Conrad argued that the debt ceiling compromise earlier this year obviated any need to pass a budget resolution. Then what explains the AWOL Senate budgets of 2010 and 2011?
The debt deal set some broad spending levels for the next two years in the discretionary part of the budget, but it is silent on revenues, entitlements and other mandatory spending. It also has a blunderbuss sequester provision that everyone wants to avoid. If the budget deal really were a substitute for a budget resolution, Paul Ryan wouldn't have bothered to come up with another one this year, and House Democrats wouldn't have countered with resolutions of their own.
The 1974 Budget Act says that, as a matter of law, the Senate Budget Committee is to pass a resolution by April 1 and Congress as a whole to pass one by April 15. No matter. Kent Conrad is the Bartleby the Scrivener of budgeting: He prefers not to.
The chairman's exertions, such as they are, serve the political interests of his master, Senate Majority Leader Harry Reid. The leader doesn't want the fingerprints of Senate Democrats on a budget. What possible upside is there in telling the public, in some detail, how they will address the country's grave fiscal challenges? This gambit, a running charade for years now, betrays the intellectual exhaustion of the last remaining Democratic majority on Capitol Hill — too scared and too cynical to undertake even a rudimentary gesture toward governing.

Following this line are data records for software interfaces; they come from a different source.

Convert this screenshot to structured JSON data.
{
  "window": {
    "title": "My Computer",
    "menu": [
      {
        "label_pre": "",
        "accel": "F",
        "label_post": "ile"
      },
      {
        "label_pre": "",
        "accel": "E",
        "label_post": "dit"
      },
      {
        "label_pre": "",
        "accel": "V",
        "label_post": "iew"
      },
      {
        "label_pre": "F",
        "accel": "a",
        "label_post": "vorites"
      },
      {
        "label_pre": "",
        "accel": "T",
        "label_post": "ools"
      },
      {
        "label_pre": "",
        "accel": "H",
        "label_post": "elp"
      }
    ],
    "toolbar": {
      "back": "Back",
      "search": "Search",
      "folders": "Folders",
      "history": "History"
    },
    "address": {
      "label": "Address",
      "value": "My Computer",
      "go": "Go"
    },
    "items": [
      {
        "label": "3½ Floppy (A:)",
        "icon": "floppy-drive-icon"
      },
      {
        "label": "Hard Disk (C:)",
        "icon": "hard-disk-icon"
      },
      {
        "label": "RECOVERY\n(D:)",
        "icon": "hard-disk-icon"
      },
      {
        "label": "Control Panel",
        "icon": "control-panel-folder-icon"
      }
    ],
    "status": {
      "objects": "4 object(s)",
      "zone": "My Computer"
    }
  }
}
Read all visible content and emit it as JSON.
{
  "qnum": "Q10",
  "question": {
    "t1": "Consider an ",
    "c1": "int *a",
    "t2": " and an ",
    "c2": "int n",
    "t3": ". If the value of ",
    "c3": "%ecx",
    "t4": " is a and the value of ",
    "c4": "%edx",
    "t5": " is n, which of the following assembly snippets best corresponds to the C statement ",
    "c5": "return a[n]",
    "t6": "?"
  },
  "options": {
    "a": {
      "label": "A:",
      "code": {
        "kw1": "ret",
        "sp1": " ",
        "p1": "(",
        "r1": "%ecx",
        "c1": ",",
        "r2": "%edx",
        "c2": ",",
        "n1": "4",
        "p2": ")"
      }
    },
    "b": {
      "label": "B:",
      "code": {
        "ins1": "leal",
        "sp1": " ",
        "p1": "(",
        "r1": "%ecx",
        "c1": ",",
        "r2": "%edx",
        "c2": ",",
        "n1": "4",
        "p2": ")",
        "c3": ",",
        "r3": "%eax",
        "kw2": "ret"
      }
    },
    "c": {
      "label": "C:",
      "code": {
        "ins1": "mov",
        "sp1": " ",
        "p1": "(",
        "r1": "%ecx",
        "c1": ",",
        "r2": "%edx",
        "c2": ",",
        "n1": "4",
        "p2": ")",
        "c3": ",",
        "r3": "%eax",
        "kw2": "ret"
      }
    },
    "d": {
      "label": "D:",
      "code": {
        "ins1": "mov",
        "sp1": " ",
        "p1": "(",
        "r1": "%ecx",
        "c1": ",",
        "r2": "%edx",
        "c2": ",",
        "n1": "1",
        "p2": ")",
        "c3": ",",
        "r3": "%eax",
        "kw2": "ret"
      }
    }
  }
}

As for Sen. Kent Conrad, he is retiring at the end of the year. As a private citizen, he will be able to look back fondly at the extraordinary capstone of his 25-year career during this period, when he literally set a new standard for success for chairmen of the Senate Budget Committee. Bravo, Mr. Chairman, bravo.
KING FEATURES SYNDICATE